### BRIEF
Exclude the pictures, and otherwise reproduce the data in full.

### DATA SHOWN

● ● ● ● ●

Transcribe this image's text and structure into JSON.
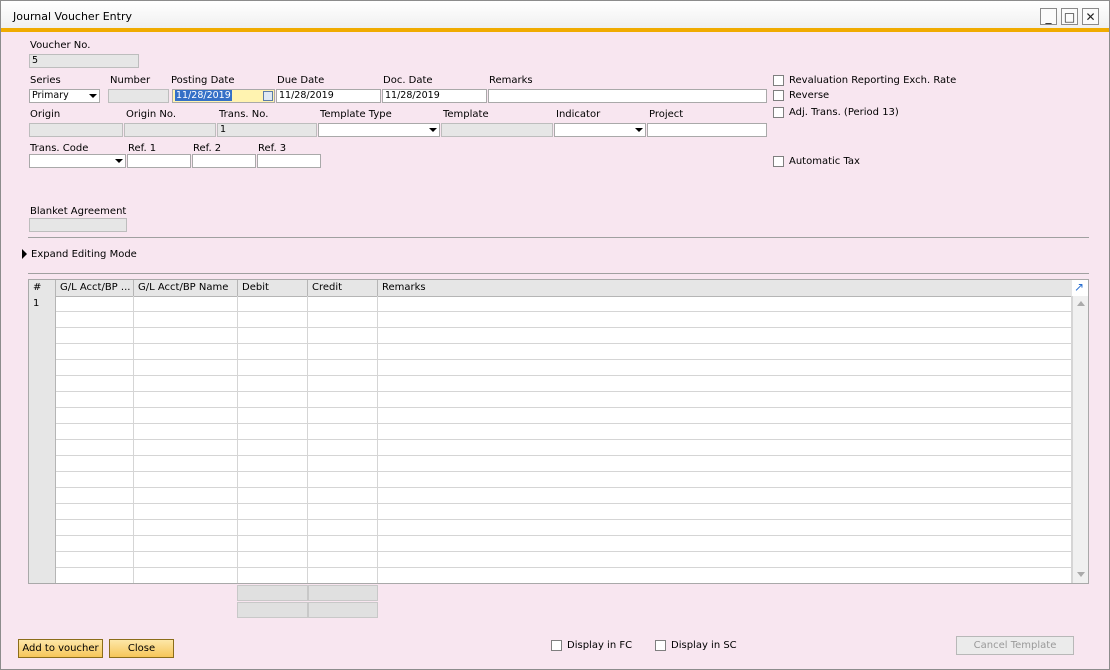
{
  "window": {
    "title": "Journal Voucher Entry",
    "minimize": "_",
    "maximize": "□",
    "close": "✕"
  },
  "header": {
    "voucher_no_label": "Voucher No.",
    "voucher_no_value": "5",
    "series_label": "Series",
    "series_value": "Primary",
    "number_label": "Number",
    "number_value": "",
    "posting_date_label": "Posting Date",
    "posting_date_value": "11/28/2019",
    "due_date_label": "Due Date",
    "due_date_value": "11/28/2019",
    "doc_date_label": "Doc. Date",
    "doc_date_value": "11/28/2019",
    "remarks_label": "Remarks",
    "remarks_value": "",
    "origin_label": "Origin",
    "origin_value": "",
    "origin_no_label": "Origin No.",
    "origin_no_value": "",
    "trans_no_label": "Trans. No.",
    "trans_no_value": "1",
    "template_type_label": "Template Type",
    "template_type_value": "",
    "template_label": "Template",
    "template_value": "",
    "indicator_label": "Indicator",
    "indicator_value": "",
    "project_label": "Project",
    "project_value": "",
    "trans_code_label": "Trans. Code",
    "trans_code_value": "",
    "ref1_label": "Ref. 1",
    "ref1_value": "",
    "ref2_label": "Ref. 2",
    "ref2_value": "",
    "ref3_label": "Ref. 3",
    "ref3_value": "",
    "blanket_label": "Blanket Agreement",
    "blanket_value": ""
  },
  "options": {
    "revaluation_label": "Revaluation Reporting Exch. Rate",
    "reverse_label": "Reverse",
    "adj_trans_label": "Adj. Trans. (Period 13)",
    "automatic_tax_label": "Automatic Tax"
  },
  "expand_label": "Expand Editing Mode",
  "grid": {
    "columns": [
      "#",
      "G/L Acct/BP ...",
      "G/L Acct/BP Name",
      "Debit",
      "Credit",
      "Remarks"
    ],
    "first_row_number": "1"
  },
  "footer": {
    "add_label": "Add to voucher",
    "close_label": "Close",
    "display_fc_label": "Display in FC",
    "display_sc_label": "Display in SC",
    "cancel_template_label": "Cancel Template"
  },
  "colors": {
    "accent": "#f0ab00",
    "background": "#f8e6f0",
    "button": "#f6c65a"
  }
}
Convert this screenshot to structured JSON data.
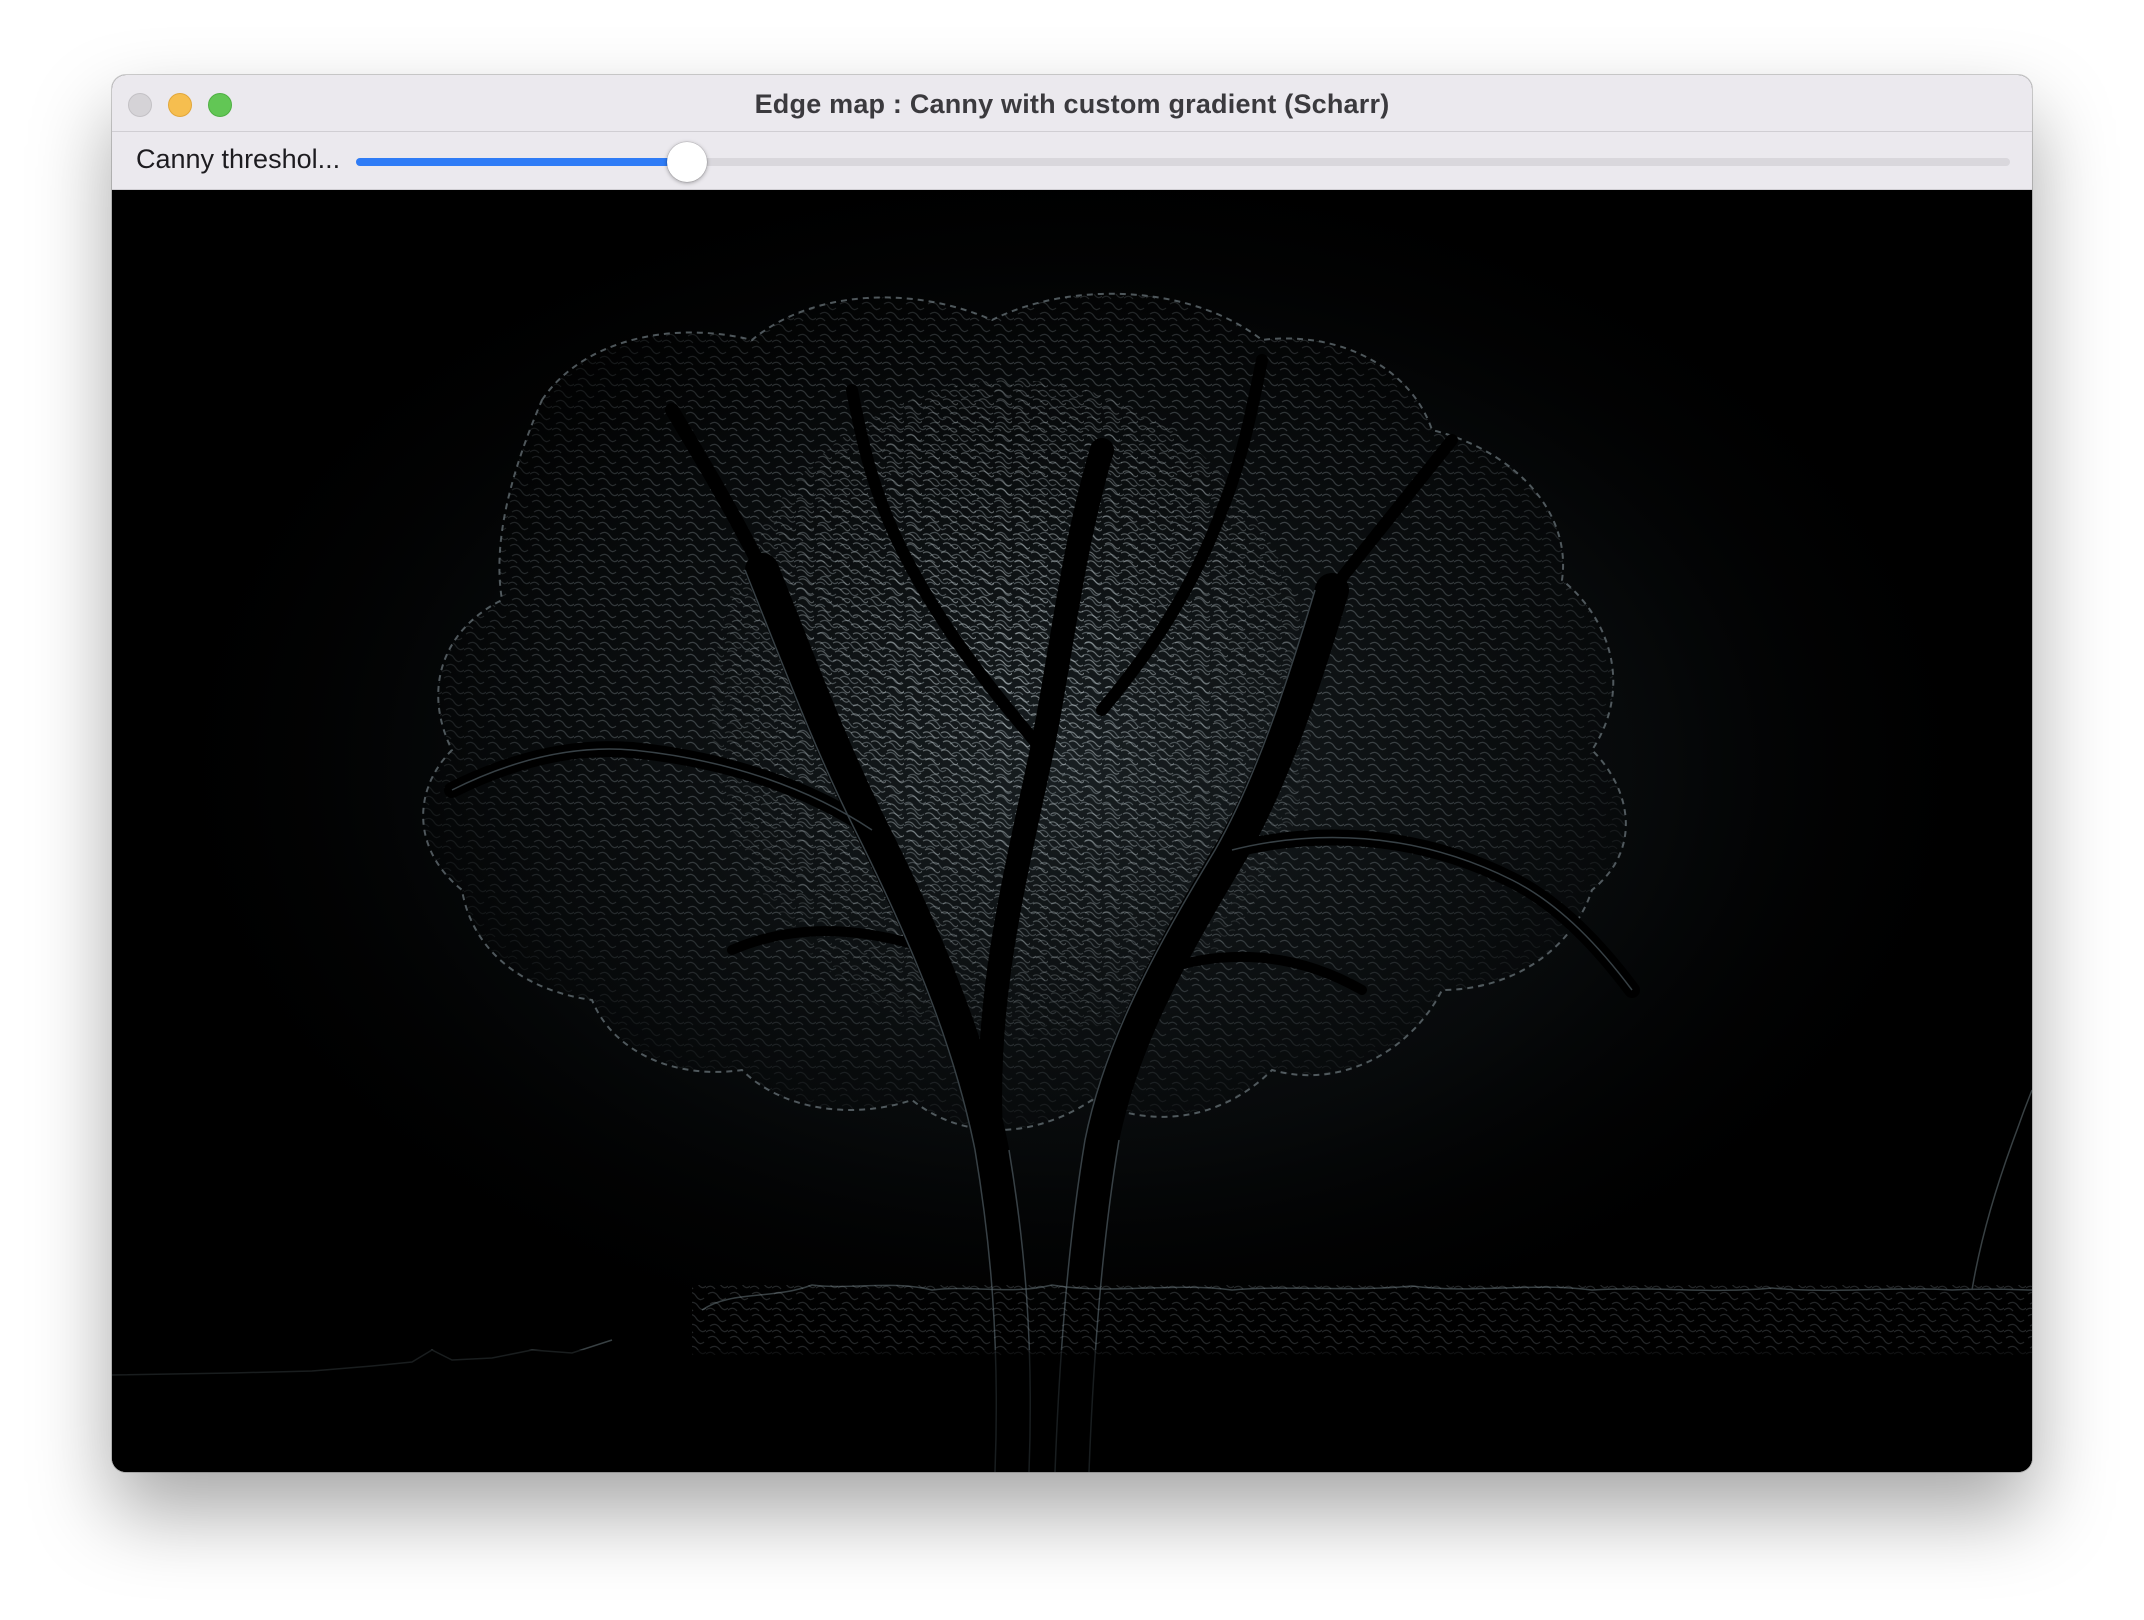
{
  "window": {
    "title": "Edge map : Canny with custom gradient (Scharr)"
  },
  "controls": {
    "threshold_slider": {
      "label": "Canny threshol...",
      "value_fraction": 0.2
    }
  },
  "image": {
    "description_icon": "edge-map-tree",
    "accent_color": "#9aa7ad"
  },
  "colors": {
    "slider_fill": "#2f7cf6",
    "close_button": "#d5d3d7",
    "minimize_button": "#f6be4f",
    "maximize_button": "#62c655"
  }
}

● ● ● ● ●

### FINISHED EXERCISE
Transcribe this image's text and structure into JSON.
{
  "window": {
    "title": "Journal Voucher Entry",
    "minimize": "_",
    "maximize": "□",
    "close": "✕"
  },
  "header": {
    "voucher_no_label": "Voucher No.",
    "voucher_no_value": "5",
    "series_label": "Series",
    "series_value": "Primary",
    "number_label": "Number",
    "number_value": "",
    "posting_date_label": "Posting Date",
    "posting_date_value": "11/28/2019",
    "due_date_label": "Due Date",
    "due_date_value": "11/28/2019",
    "doc_date_label": "Doc. Date",
    "doc_date_value": "11/28/2019",
    "remarks_label": "Remarks",
    "remarks_value": "",
    "origin_label": "Origin",
    "origin_value": "",
    "origin_no_label": "Origin No.",
    "origin_no_value": "",
    "trans_no_label": "Trans. No.",
    "trans_no_value": "1",
    "template_type_label": "Template Type",
    "template_type_value": "",
    "template_label": "Template",
    "template_value": "",
    "indicator_label": "Indicator",
    "indicator_value": "",
    "project_label": "Project",
    "project_value": "",
    "trans_code_label": "Trans. Code",
    "trans_code_value": "",
    "ref1_label": "Ref. 1",
    "ref1_value": "",
    "ref2_label": "Ref. 2",
    "ref2_value": "",
    "ref3_label": "Ref. 3",
    "ref3_value": "",
    "blanket_label": "Blanket Agreement",
    "blanket_value": ""
  },
  "options": {
    "revaluation_label": "Revaluation Reporting Exch. Rate",
    "reverse_label": "Reverse",
    "adj_trans_label": "Adj. Trans. (Period 13)",
    "automatic_tax_label": "Automatic Tax"
  },
  "expand_label": "Expand Editing Mode",
  "grid": {
    "columns": [
      "#",
      "G/L Acct/BP ...",
      "G/L Acct/BP Name",
      "Debit",
      "Credit",
      "Remarks"
    ],
    "first_row_number": "1"
  },
  "footer": {
    "add_label": "Add to voucher",
    "close_label": "Close",
    "display_fc_label": "Display in FC",
    "display_sc_label": "Display in SC",
    "cancel_template_label": "Cancel Template"
  },
  "colors": {
    "accent": "#f0ab00",
    "background": "#f8e6f0",
    "button": "#f6c65a"
  }
}
Convert this screenshot to structured JSON data.
{
  "window": {
    "title": "Edge map : Canny with custom gradient (Scharr)"
  },
  "controls": {
    "threshold_slider": {
      "label": "Canny threshol...",
      "value_fraction": 0.2
    }
  },
  "image": {
    "description_icon": "edge-map-tree",
    "accent_color": "#9aa7ad"
  },
  "colors": {
    "slider_fill": "#2f7cf6",
    "close_button": "#d5d3d7",
    "minimize_button": "#f6be4f",
    "maximize_button": "#62c655"
  }
}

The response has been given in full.